Time and again, the town’s people benefitted from working together. It sounds so simple, but I don’t think any generation has had a premium on the simpler times. Life’s complexities and getting along, achieving and building together have always required leaders like Andy, but also depended on the dedication and common purpose of everyone else.
Like so many times before, West Virginians, once again, answered the call to action by calling on our character and time tested good natures to band together and help each other. While we all hope this is a once in a lifetime emergency event, it is fertile ground in which we can plant and grow seeds of opportunities for future statewide emergency responses.
The size and scope of this recent storm has certainly stymied the response mechanisms upon which we have traditionally relied. When coupled with the struggles involving power outages many families faced last winter after a wave of snow storms, the costs financially and emotionally mount up.
I am coordinating closely with Federal, State and local officials to get water moving to where it is most needed. It is our most essential staple and one we in West Virginia are used to having in surplus.
After we are back up and running, I think it would be useful to explore how we might address vulnerabilities in the electric grid that increasingly serves as a lifeline for entire communities, as well as, giving thought to our emergency stockpiles and evacuation plans. Our most basic infrastructure needs up to date and secure backup systems. Let’s face it, the longer families are without power, the more volatile health issues become, especially in a sustained hot spell like this one.
Andy Griffith’s passing leaves behind a body of work that will weather the forces of the ages. Generations of West Virginians have been entertained and enriched by his little lessons in humbleness and character building. They are lessons that could lead some good Sunday school discussions, as well as some emergency response efforts. Let’s hope we never get too old to learn, nor tire of seeking help from all quarters to find ways to work together, especially if those lessons also warm our hearts and bring us a hearty laugh or two.

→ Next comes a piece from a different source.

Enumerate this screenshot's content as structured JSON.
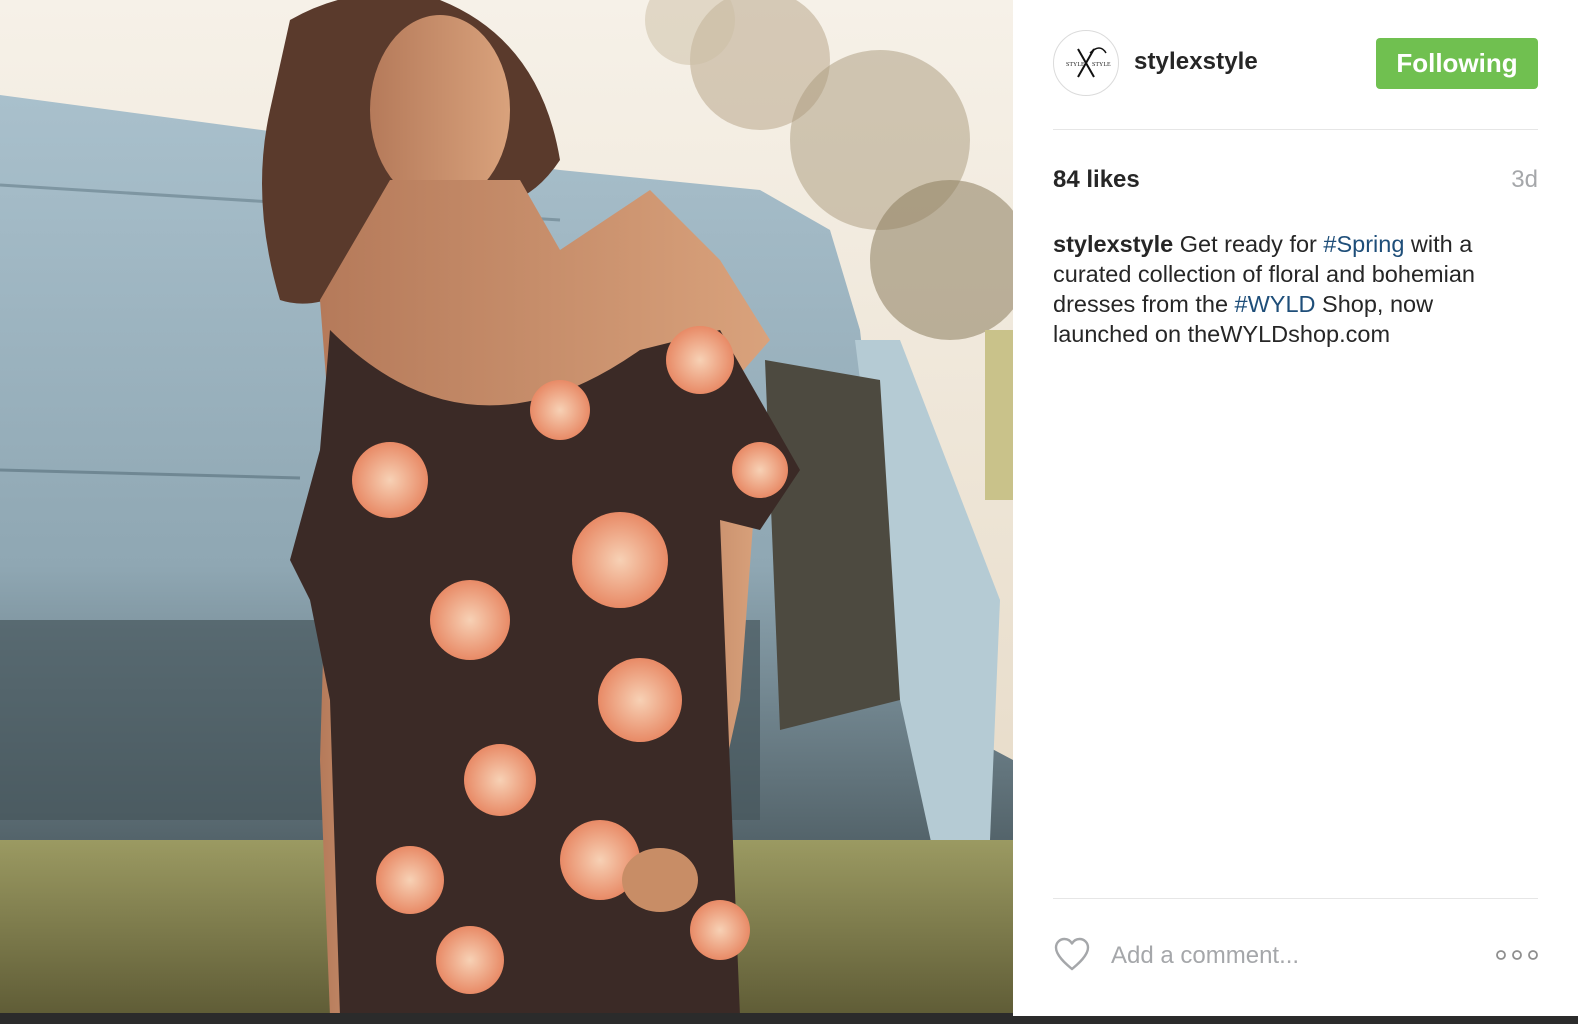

U.S. Rep. Nick Rahall (D-WV) represents West Virginia’s 3rd District
For more information contact: Diane Luensmann (202) 225-3452